Elderflower Cordial

It’s my guess that most people in the UK will stroll past an elderflower bush at least once on a day to day basis. It’s an absolute nuisance to get rid of (you can cut it back and basically watch it regrow) but extremely useful to the home cook and brewer. At this time of year the bushes are flowering producing strongly scented white flowers, and they are amazing for making both cordial and wine.

I have based my recipe on the BBC one by Lotte Duncan – I personally add a little less lemon and a bit more citric acid, and make it in bulk, so the recipe below is a slightly customised version!

Picking your elderflowers

Most advice is to do it on a warm, dry day. Fewer bugs about on the plant, nice dry flowers, and you can get a better whiff of the pollen to see if it is a good healthy plant. Alternatively, if like me you get dreadful hayfever, do it on a fairly miserable wet day and spare yourself the sneezing!
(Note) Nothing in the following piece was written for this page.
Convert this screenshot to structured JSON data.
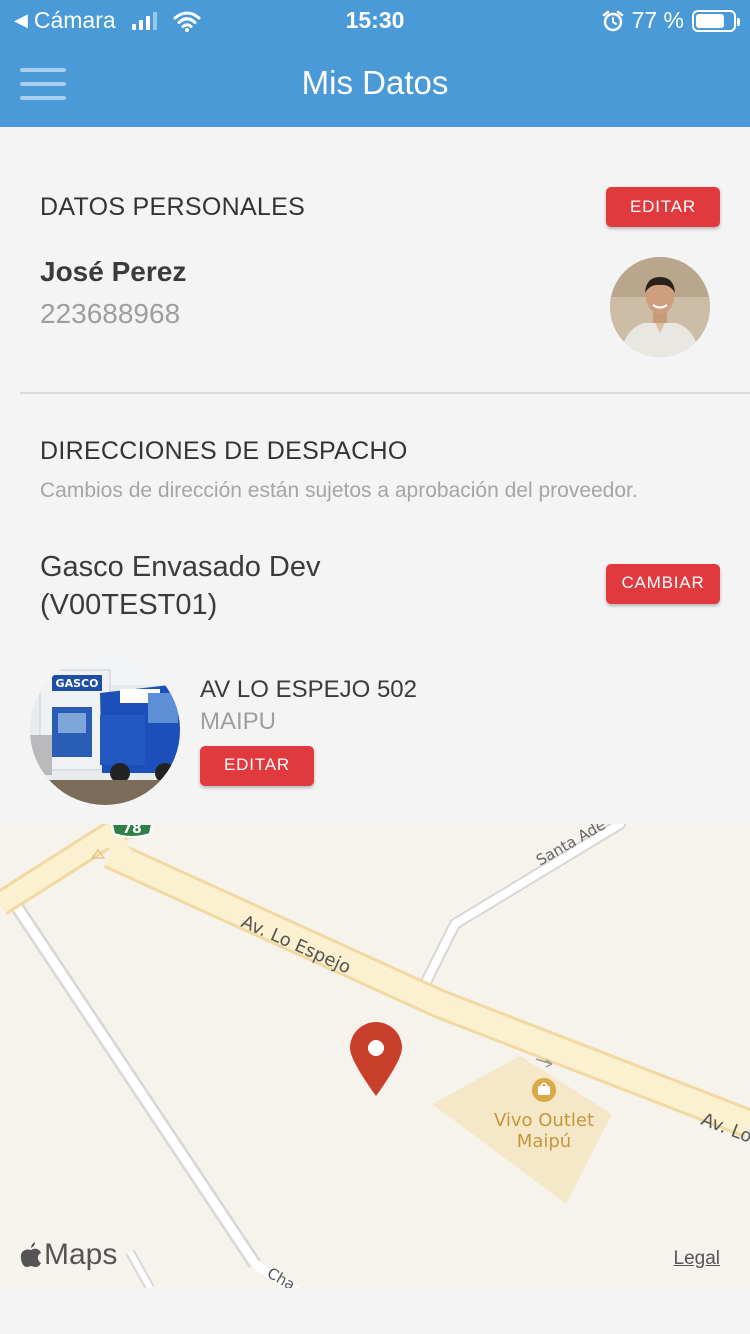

You want to pick fresh flowers –  no buds, and no brown bits. Equally, don’t strip out each bush – you’ll want to leave some flowers for elderberries later in the year! Don’t pick them in advance – you will want to use them straight away.

A quick note on citric acid…

Citric acid is advised in most elderflower cordial. It acts as a preservative and is found naturally in citrus fruits. I personally find to get enough citric acid into the cordial to preserve it, it tastes overpoweringly lemon-y, so a tub of citric acid is very useful. Having said that – it’s a pain to get hold of. I have been reliably informed that it is used as an ingredient for class A drugs, so where it used to be easily bought from a large Boots store or chemist, it’s now much more restricted. If you’re lucky enough to have a brewing shop nearby, you should be able to buy some, but don’t be surprised if they don’t allow you to ‘stock up’! Wilkinson’s stores often stock it as well.

The recipe

Makes 9 pints cordial (if you’re not a piggy for cordial like me, then just half this!)

– 60 good-size elderflower heads

– 6 pints water

– 1.8 kilos sugar

– 4 unwaxed oranges

– 4 unwaxed lemons

– 100g citric acid

– 1 campden tablet (optional)

  • Boil up the water and add all the sugar. Stir constantly, and simmer for 5 mins. Leave to cool.
  • Gently rinse off the elderflower heads to get rid of the bugs. Then strip the flowers from the heads into a bowl. I find it’s easiest to do it with a fork.
  • Once the sugar mixture has cooled, chop up all your citrus fruit, and tip it in with the citric acid, and stir thoroughly. Add the elderflowers, and stir.
  • Leave for about 24-36 hours, and stir every few hours when you think of it.
  • Strain out the cordial through a sieve, and then squeeze the flowers for the last of the cordial. Pour into sterilised bottles. Drink it up over a few weeks, or add 1 powdered campden tablet – this should mean that it will keep somewhere cool pretty much indefinitely.

Water down the cordial to taste, and enjoy with sparkling water, lemonade, white wine, or ice cold water.